I have a client who is running SharePoint Online, the 2010 version. She sent me an email saying “Help! None of our content query webparts work!” I took a quick look and it was that standard error that the CQWP cannot be displayed. I thought that maybe someone had messed with the ItemStyle.xsl – that’s usually the first place to start troubleshooting.
I tried to log into the environment using SharePoint Designer 2010, considering that’s what I’d always used for this client. She hadn’t gotten the upgrade email from Microsoft yet, but it turned out that I suddenly needed SharePoint Designer 2013 to log in.
That ItemStyle.xsl that I thought had been messed with? It hadn’t been touched in six weeks and the last person to do anything with it was me.
I traced the issue to a section that was being used to aggregate blog posts within the environment. There turned out to be two issues: the strip HTML template I was using was throwing errors and a variable wasn’t working properly.
I saved the template problem for later and tried to figure out why I suddenly wasn’t actually getting any input from the @Body tag.
I made sure “Body” was actually filled into the slot in the CQWP – it was.
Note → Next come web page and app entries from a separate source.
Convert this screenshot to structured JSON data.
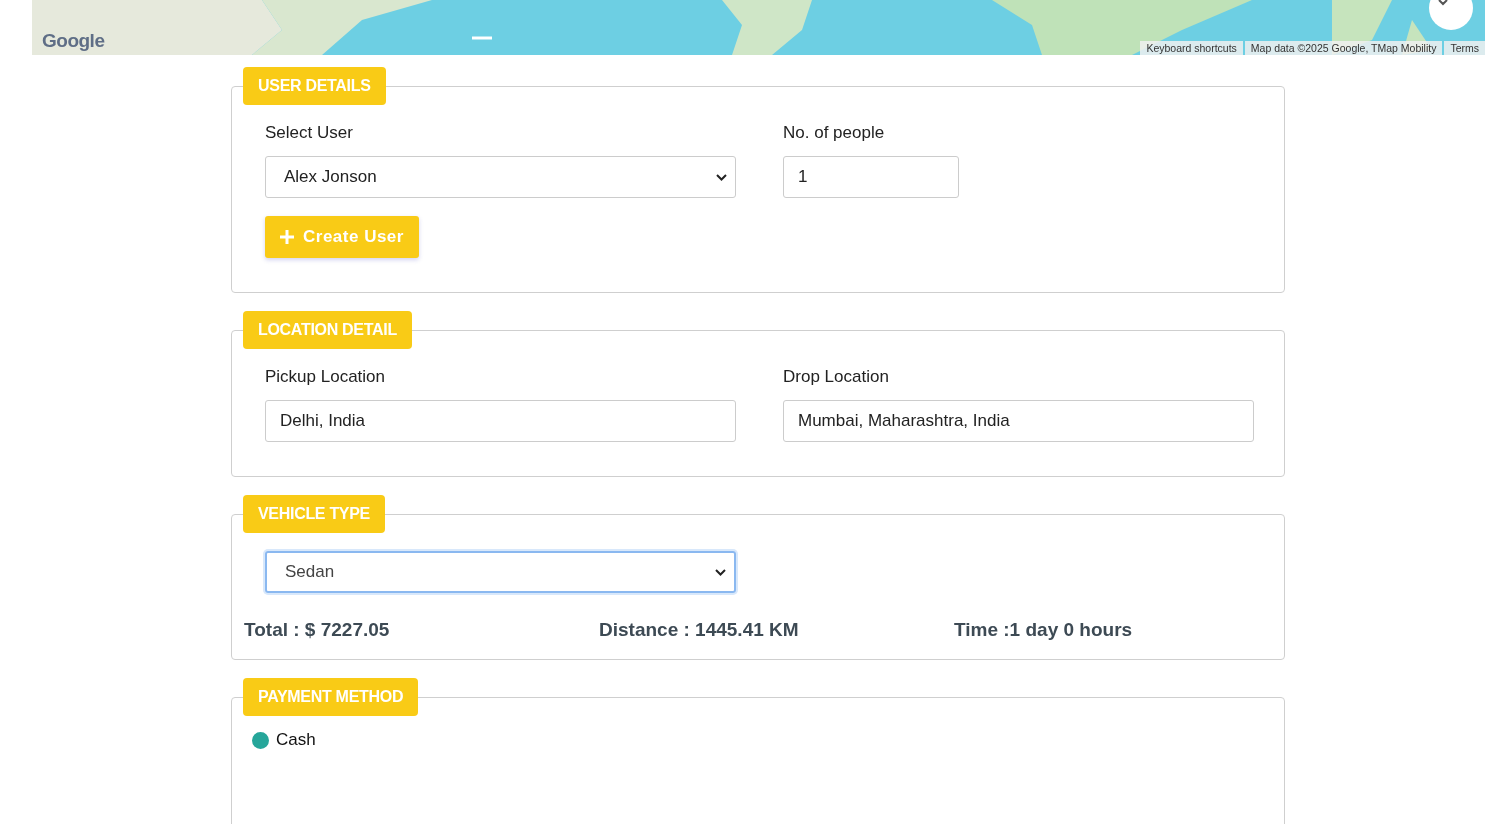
{
  "map": {
    "logo": "Google",
    "attribution": [
      "Keyboard shortcuts",
      "Map data ©2025 Google, TMap Mobility",
      "Terms"
    ]
  },
  "sections": [
    {
      "title": "USER DETAILS",
      "fields": [
        {
          "kind": "select",
          "label": "Select User",
          "value": "Alex Jonson",
          "focused": false
        },
        {
          "kind": "number",
          "label": "No. of people",
          "value": "1",
          "focused": false
        }
      ],
      "button": "Create User"
    },
    {
      "title": "LOCATION DETAIL",
      "fields": [
        {
          "kind": "text",
          "label": "Pickup Location",
          "value": "Delhi, India",
          "focused": false
        },
        {
          "kind": "text",
          "label": "Drop Location",
          "value": "Mumbai, Maharashtra, India",
          "focused": false
        }
      ]
    },
    {
      "title": "VEHICLE TYPE",
      "fields": [
        {
          "kind": "select",
          "value": "Sedan",
          "focused": true
        }
      ],
      "summary": [
        "Total : $ 7227.05",
        "Distance : 1445.41 KM",
        "Time :1 day 0 hours"
      ]
    },
    {
      "title": "PAYMENT METHOD",
      "options": [
        {
          "label": "Cash",
          "checked": true
        }
      ]
    }
  ]
}
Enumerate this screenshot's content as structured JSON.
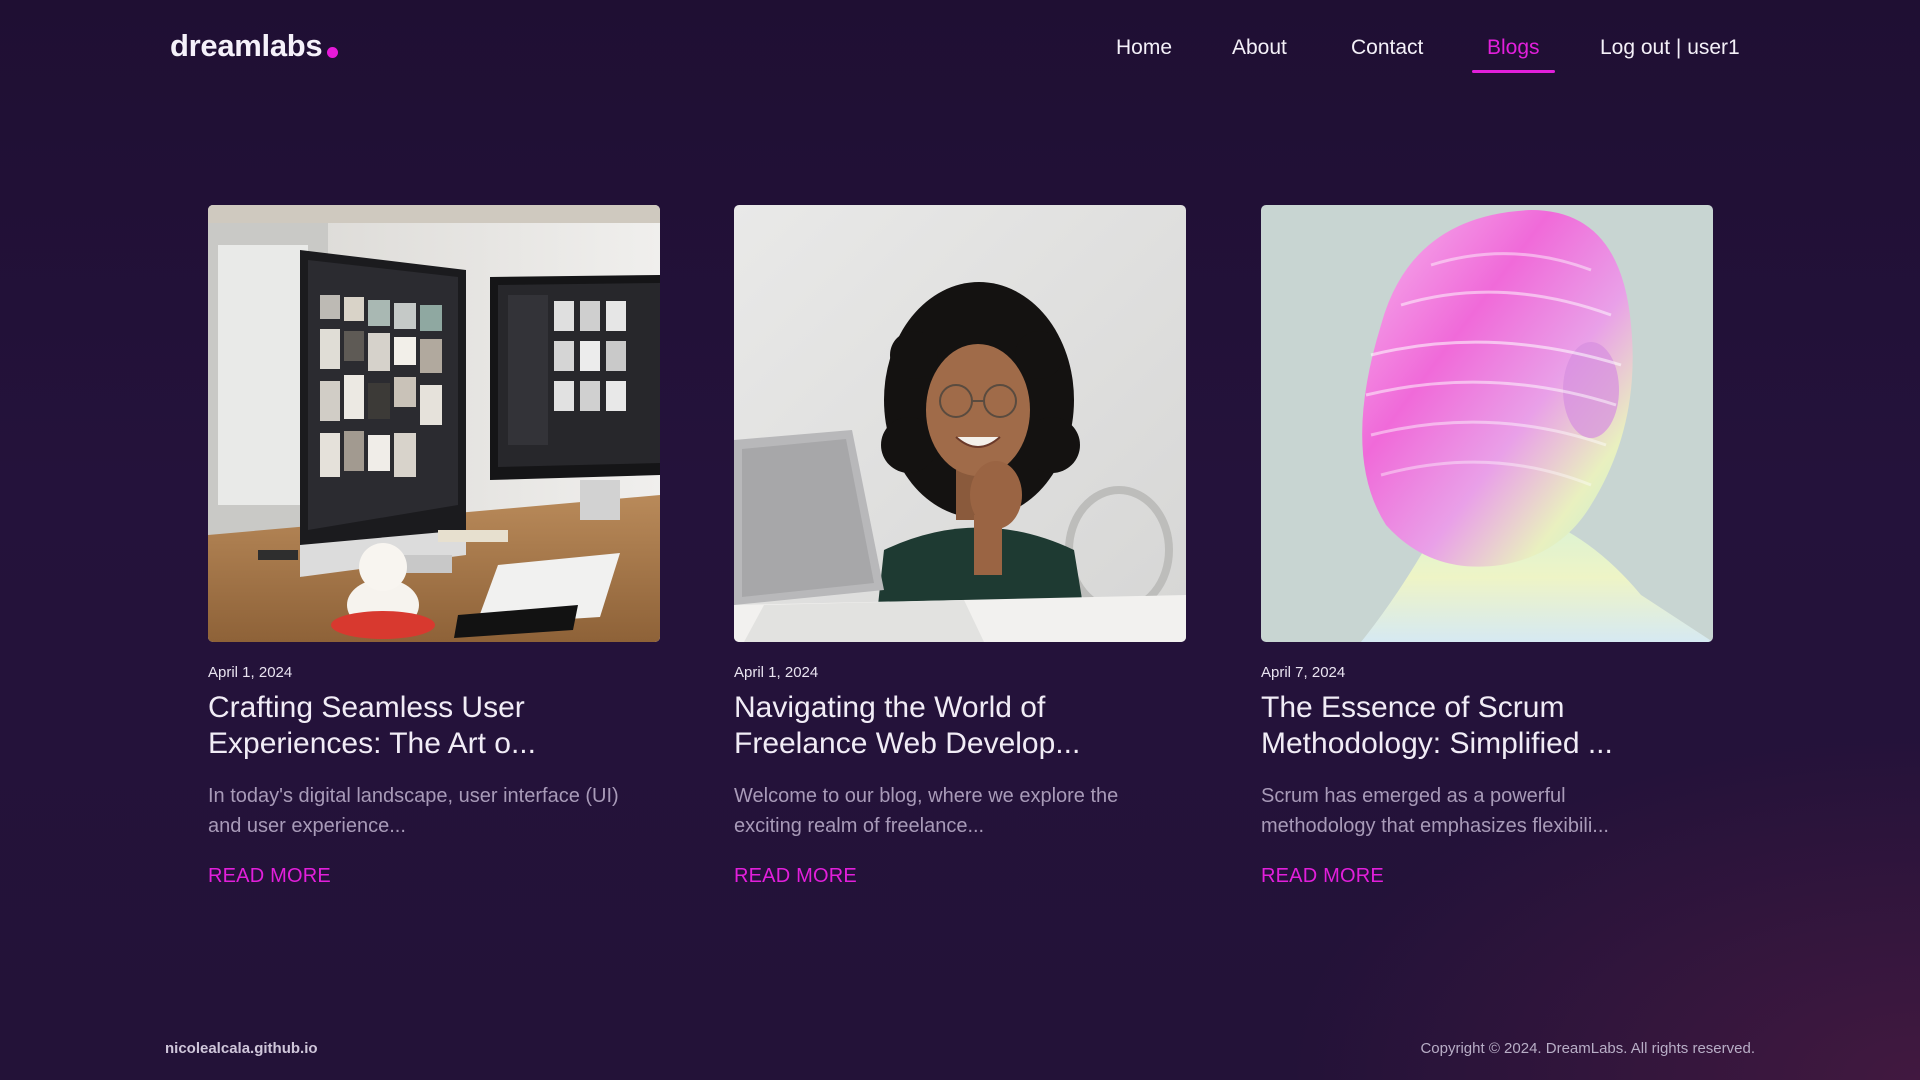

I checked to make sure the field really was named “Body” by checking the URL – it was.
I defined it in the XSL so I could call $Body instead of @Body but that didn’t help.
Finally, I used Heather Solomon’s snippet to see which variables were actually being passed to the CQWP:
<xsl:for-each select="@*"> P:<xsl:value-of select="name()" /> </xsl:for-each>
It turned out that it suddenly Body was called body. That makes a difference in XSLT. I replaced @Body with @body and suddenly I had data to work with again.
Remove HTML template
I finally traced the issue to a template I was using to strip the HTML from the Body field. I had used Ben Prins’ Remove HTML markup in Content Query Web Part, which had worked fine – until it suddenly didn’t.
I replaced the “removeMarkup” template with the one from Maulik Dhorajia’s Removing HTML tags using XSLT. And suddenly it all worked.
I went through the code of the two templates and I can’t really see much of a difference – it seems to come down to the order and structure of how things are called in the code. Then again, I’m not really a developer.
- I think Microsoft has done some underwater upgrades to some SharePoint Online environments which suddenly require the use of SharePoint Designer 2013
- There must be some differences in the XSLT rendering between SharePoint 2010 and SharePoint 2013
Thank you Hannah, this helps.